The SOM (Student Orchestra of Münster) was my home orchestra from 2005 to 2013 (2011 to 2013 being a long-term relationship from Hamburg). The SOM also played a key role in my career path.
The SOM encapsulated much of what I love about playing in orchestras: A weekly routine to leave my studies and later research behind. A group of people of different ages and with different backgrounds, connected through friendship and a common project. And of course the music, creating a powerful language to experience the emotions from different countries and centuries through art.
The SOM has also been one of my first major leadership learning grounds. I joined its board in 2008 and was heading it from 2009 to 2013, part of which I also acted as managing director. During that time, the SOM went through a major change when its founding conductor stepped down.
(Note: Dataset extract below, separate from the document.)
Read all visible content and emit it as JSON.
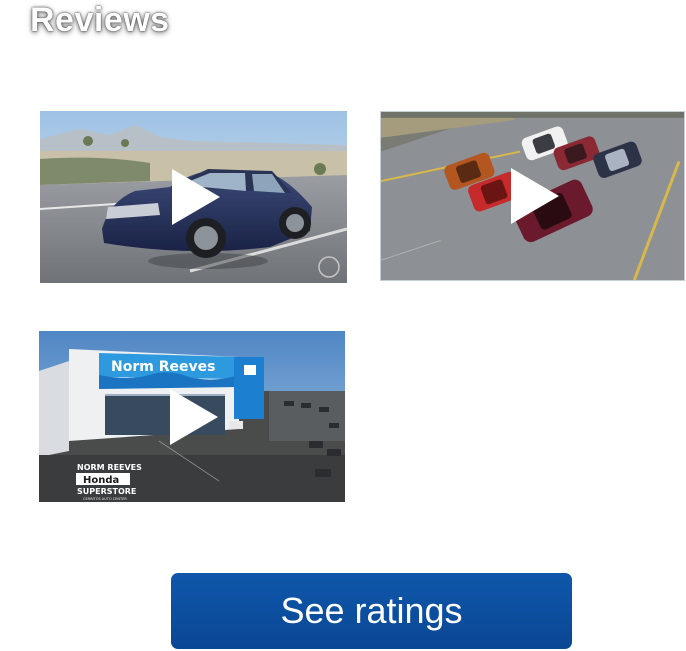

I was fascinated by the complexity of the social dynamics when we designed the transformation period and the process to find a new conductor – very different from my experience as a mathematician, where finding the best solution was not about opinion and preferences, but logic and maybe elegance. At the SOM, I had to juggle our communication, PR work (local journalists liked the story of conflict at a 50 year old orchestra, which our sponsors didn’t), finance, ongoing administration, event planning (we had concerts for children planned within few weeks), and the application and assessment process. And yet, the most fascinating part was culture, the net of interests, ideas, and concerns within the orchestra, their positive energy and the destructive power they brought. In that time, I learned about the importance of leadership – and decided to spend the next years of my life to learn more about it.